Brief
If a line in the records below contains "September", copy that line.

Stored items
_ _ _ _ _ _ _
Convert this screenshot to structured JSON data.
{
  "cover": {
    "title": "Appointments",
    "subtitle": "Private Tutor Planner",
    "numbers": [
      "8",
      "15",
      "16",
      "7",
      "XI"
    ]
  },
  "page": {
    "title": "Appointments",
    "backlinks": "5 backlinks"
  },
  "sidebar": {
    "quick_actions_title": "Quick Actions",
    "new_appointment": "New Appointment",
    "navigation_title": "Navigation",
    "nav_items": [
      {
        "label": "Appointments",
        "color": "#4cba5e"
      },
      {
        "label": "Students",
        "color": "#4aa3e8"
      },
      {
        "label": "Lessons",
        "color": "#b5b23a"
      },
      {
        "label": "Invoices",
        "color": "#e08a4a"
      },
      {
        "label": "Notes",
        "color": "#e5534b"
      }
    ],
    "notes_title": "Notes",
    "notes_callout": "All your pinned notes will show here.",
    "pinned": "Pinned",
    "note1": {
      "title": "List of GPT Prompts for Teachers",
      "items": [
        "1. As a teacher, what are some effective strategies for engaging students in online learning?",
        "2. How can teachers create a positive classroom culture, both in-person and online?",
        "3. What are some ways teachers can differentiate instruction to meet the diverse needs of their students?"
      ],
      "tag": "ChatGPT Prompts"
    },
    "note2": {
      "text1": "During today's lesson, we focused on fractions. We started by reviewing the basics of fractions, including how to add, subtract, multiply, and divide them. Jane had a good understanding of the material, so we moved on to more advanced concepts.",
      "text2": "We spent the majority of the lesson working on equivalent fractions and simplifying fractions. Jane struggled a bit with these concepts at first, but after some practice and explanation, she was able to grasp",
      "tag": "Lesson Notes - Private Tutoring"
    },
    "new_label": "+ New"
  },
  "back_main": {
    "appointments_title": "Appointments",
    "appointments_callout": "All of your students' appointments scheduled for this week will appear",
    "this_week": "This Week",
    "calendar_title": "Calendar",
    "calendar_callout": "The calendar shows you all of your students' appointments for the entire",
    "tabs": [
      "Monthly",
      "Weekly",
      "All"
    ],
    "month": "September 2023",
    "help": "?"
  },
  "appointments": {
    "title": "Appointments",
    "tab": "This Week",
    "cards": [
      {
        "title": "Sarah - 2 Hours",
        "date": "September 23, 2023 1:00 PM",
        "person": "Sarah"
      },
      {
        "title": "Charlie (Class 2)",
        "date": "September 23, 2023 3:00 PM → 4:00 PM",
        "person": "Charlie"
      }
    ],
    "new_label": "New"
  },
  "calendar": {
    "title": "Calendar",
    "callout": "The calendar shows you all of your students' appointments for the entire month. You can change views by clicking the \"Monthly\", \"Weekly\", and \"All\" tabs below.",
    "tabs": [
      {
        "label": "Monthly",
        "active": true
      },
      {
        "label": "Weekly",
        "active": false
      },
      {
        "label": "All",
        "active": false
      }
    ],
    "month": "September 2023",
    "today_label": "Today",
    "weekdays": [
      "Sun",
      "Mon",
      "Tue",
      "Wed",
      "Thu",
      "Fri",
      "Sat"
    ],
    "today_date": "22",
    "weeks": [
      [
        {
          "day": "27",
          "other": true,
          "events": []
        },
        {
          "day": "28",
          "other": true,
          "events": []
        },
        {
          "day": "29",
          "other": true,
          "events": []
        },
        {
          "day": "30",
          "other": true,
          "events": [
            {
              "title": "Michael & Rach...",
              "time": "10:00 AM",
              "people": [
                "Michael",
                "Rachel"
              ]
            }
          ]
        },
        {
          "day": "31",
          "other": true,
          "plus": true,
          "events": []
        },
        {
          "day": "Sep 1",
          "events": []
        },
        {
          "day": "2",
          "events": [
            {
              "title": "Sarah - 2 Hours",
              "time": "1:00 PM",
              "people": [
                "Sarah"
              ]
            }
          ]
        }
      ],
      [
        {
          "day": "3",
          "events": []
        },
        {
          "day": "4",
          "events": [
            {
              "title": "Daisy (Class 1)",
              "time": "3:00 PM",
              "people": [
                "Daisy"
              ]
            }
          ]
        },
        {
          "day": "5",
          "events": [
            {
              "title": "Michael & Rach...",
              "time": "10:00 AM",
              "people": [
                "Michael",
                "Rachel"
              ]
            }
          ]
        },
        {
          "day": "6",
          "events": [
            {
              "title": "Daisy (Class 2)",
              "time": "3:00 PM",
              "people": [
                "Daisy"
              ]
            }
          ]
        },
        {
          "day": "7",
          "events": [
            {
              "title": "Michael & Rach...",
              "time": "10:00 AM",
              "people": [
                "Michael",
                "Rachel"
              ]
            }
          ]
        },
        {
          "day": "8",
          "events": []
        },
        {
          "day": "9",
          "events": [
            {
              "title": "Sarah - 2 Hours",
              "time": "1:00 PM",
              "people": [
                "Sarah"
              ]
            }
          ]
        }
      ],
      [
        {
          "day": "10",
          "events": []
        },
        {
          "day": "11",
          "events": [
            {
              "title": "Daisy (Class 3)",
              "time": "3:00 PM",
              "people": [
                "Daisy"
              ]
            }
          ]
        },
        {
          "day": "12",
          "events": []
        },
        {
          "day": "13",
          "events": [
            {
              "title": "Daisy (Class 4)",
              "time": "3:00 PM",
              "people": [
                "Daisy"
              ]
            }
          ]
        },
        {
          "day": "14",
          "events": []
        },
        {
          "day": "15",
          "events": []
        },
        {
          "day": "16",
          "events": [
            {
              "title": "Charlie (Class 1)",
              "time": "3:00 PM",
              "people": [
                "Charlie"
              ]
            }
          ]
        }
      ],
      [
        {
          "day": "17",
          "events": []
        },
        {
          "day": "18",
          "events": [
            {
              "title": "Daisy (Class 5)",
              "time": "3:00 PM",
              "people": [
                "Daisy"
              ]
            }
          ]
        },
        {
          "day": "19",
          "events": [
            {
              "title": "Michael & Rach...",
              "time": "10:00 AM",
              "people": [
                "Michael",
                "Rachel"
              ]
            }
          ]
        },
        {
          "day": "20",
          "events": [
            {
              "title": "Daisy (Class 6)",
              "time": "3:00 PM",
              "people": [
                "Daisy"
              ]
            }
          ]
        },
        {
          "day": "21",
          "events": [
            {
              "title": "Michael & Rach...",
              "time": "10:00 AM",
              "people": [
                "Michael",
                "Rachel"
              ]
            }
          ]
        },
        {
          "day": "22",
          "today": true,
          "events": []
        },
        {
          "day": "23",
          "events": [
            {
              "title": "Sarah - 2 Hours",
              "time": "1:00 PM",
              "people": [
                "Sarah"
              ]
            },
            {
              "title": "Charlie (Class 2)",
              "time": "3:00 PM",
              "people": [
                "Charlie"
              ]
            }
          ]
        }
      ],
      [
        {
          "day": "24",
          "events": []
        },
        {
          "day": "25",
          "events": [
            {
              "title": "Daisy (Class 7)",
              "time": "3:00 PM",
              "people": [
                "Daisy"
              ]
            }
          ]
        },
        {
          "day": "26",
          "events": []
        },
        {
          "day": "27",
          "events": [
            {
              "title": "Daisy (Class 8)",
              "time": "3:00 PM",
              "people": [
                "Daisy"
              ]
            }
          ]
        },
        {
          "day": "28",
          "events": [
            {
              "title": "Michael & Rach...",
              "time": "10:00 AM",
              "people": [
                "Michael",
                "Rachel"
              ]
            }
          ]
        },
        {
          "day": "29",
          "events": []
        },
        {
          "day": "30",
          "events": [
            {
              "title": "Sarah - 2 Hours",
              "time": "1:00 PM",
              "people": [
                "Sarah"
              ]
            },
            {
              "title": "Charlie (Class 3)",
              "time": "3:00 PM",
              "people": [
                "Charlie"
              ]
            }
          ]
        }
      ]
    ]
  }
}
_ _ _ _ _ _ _
Written answer
    "month": "September 2023",
        "date": "September 23, 2023 1:00 PM",
        "date": "September 23, 2023 3:00 PM → 4:00 PM",
    "month": "September 2023",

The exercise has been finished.